Not only will this relieve the jaw pain you are experiencing. It could save your life!
Take Over-the-Counter Pain Relievers for Joint Pain
When the source of pain is in the TMJs, over-the-counter pain relievers may help. Those with anti-inflammatory properties, like Advil, Aleve and Aspirin, may provide greater pain relief than Tylenol, which does not fight inflammation.
Make sure you take the medication according to the instructions as directed on the packaging. If you are unable to manage your pain with over-the-counter medicine, see your dentist or doctor as soon as possible.
Wear a Protective Mouthguard for Heavy Clenching or Grinding
Those suffering from headaches and facial pain may experience relatively immediate relief by wearing a mouthguard. By separating the upper and lower teeth, a mouthguard can reduce the forces of the muscles in the cheeks, jaws, and temples. It can also provide decompression for the joints.
Have a Chiropractic Adjustment

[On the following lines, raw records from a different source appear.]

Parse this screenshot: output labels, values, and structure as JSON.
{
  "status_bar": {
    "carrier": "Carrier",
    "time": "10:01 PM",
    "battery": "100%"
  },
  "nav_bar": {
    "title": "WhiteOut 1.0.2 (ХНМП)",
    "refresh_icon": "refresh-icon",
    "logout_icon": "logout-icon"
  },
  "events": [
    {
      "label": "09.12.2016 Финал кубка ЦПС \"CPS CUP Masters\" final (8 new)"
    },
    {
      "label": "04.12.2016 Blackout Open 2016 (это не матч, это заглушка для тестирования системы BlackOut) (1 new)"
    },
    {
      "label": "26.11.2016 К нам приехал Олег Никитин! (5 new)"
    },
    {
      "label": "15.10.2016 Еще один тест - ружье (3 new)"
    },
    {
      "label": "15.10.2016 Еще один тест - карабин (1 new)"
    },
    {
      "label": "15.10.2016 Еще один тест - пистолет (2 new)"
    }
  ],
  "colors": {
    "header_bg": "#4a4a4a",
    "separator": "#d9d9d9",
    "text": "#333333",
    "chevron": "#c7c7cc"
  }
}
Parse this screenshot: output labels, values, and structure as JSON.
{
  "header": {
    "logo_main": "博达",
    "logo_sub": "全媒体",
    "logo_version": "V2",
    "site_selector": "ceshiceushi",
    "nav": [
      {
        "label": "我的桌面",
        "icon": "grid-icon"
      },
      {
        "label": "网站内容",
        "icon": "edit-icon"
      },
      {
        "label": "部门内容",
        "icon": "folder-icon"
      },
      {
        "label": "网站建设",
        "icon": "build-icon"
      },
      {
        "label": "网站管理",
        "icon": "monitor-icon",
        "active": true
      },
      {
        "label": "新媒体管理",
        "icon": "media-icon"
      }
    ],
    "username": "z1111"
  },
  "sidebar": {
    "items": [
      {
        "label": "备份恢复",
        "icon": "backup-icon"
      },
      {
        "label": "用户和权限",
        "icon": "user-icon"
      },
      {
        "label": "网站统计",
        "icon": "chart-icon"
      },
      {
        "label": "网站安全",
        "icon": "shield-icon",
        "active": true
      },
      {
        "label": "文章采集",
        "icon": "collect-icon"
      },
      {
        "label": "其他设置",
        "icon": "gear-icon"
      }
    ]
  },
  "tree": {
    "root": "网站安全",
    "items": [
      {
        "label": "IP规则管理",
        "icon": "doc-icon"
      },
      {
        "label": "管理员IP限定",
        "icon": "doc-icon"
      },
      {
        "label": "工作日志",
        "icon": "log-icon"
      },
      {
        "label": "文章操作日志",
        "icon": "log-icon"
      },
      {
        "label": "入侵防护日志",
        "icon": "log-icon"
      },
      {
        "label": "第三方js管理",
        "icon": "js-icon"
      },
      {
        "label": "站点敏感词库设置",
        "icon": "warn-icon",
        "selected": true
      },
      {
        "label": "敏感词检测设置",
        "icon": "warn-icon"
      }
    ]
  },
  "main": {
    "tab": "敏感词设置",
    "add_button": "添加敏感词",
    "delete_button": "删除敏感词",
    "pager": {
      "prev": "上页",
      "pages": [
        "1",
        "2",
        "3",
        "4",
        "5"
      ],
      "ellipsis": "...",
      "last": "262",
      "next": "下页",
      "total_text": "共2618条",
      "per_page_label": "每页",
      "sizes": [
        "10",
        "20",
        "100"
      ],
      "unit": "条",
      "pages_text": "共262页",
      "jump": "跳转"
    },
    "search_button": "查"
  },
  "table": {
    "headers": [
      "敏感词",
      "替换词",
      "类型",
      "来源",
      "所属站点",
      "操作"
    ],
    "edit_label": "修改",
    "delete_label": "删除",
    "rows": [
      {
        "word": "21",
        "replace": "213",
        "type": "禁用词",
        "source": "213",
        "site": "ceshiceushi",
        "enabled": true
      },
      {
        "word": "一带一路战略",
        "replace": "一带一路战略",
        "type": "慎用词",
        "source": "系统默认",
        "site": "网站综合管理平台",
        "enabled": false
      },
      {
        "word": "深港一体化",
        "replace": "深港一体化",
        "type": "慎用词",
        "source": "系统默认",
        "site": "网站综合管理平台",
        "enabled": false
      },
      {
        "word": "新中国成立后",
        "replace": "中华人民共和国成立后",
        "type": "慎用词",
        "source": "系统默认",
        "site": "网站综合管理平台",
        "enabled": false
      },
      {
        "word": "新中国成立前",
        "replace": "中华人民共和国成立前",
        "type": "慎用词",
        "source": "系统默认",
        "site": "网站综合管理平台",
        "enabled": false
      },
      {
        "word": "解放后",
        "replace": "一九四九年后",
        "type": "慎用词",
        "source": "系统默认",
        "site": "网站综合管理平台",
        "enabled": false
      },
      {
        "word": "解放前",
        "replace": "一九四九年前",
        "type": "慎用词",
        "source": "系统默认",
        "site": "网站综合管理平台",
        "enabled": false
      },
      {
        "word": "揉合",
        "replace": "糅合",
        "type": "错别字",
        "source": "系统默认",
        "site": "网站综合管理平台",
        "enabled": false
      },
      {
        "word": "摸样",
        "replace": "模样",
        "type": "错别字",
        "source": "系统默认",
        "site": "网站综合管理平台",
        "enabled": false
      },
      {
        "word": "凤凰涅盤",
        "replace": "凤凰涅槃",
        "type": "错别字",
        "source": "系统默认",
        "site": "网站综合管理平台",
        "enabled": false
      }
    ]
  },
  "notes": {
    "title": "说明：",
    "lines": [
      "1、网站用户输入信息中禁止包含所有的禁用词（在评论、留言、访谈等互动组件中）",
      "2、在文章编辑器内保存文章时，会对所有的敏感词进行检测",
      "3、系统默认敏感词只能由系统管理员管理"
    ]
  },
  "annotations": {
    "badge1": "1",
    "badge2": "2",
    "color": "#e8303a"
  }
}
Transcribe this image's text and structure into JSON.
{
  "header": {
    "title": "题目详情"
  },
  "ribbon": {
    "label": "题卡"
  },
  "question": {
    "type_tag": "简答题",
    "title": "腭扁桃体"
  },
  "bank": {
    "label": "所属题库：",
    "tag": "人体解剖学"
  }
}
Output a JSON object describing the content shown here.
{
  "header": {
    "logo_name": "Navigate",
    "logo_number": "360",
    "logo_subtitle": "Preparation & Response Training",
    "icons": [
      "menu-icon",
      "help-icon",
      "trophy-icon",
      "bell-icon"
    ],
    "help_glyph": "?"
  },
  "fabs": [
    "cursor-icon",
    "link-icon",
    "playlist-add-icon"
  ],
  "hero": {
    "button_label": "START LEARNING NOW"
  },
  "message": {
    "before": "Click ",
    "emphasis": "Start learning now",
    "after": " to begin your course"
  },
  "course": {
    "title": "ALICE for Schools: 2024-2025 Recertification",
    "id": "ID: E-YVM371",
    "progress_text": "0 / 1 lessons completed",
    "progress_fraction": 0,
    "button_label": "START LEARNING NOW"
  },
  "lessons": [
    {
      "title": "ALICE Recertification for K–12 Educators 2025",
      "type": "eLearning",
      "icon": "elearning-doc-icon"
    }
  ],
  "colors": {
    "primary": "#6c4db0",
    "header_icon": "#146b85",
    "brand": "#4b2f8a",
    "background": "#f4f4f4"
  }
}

Some people find great relief from undergoing chiropractic adjustment of the neck and jaws. By properly aligning these joints, the adjustment can relieve pressure on muscles and nerves. You may need to interview several chiropractors to find one who has experience treating those with TMJ disorders and chronic jaw pain.
Can I Prevent Jaw Pain?
Preventing a problem is always better than treating a problem after it starts. You can prevent jaw pain in most cases. Here are some important ways you can stop jaw pain before it starts.
See Your Dentist Regularly
Because tooth infections are rare when you receive consistent dental care, you should commit to seeing a dentist regularly. When you have professional teeth cleanings and exams on a consistent basis, your dentist will catch any potential problems before they reach the stage of infecting the jawbone.
To stop dangerous tooth infections, early detection is key.
Take Care of Your Teeth at Home
You can also join the fight against tooth infections by performing good oral hygiene every day. When you consistently remove dental plaque, you lower your risk for cavities and gum disease. Just by forming good habits, you can prevent a tooth infection that leads to jaw pain and worse.
It is never too late to develop good habits for a healthy mouth.
Wear a Nightguard Preventively
Many people wait until they have painful symptoms of bruxism before they will wear a nightguard. You can prevent those painful symptoms by wearing a mouthguard consistently before you have pain.
If you are clenching and/or grinding your teeth, there will be visible evidence inside your mouth that your dentist can see. Your dentist will note these signs and recommend a mouthguard to protect you against the damaging effects of bruxism.
Wear an Athletic Mouthguard to Prevent Trauma to the Jaws
In order to prevent a common cause of TMJ disorder and chronic pain, athletes should always wear an athletic mouthguard during contact sports. Injuries to the face, mouth, and jaws can lead to degenerative changes in the jaw joints.
Wearing an athletic mouthguard lessens the impact of the force received by the joints. It cushions the upper and lower jaws, covers and protects the teeth, and prevents lacerations of the lips, cheeks and tongue.
What is the Most Important Thing to Know about Jaw Pain?
You may be able to manage some jaw pain by taking preventive measures. For jaw pain that does not respond to your home management attempts, you should see a professional. Due to the variety of causes and the potential seriousness of several, it is important to see your dentist or doctor when you experience severe jaw pain.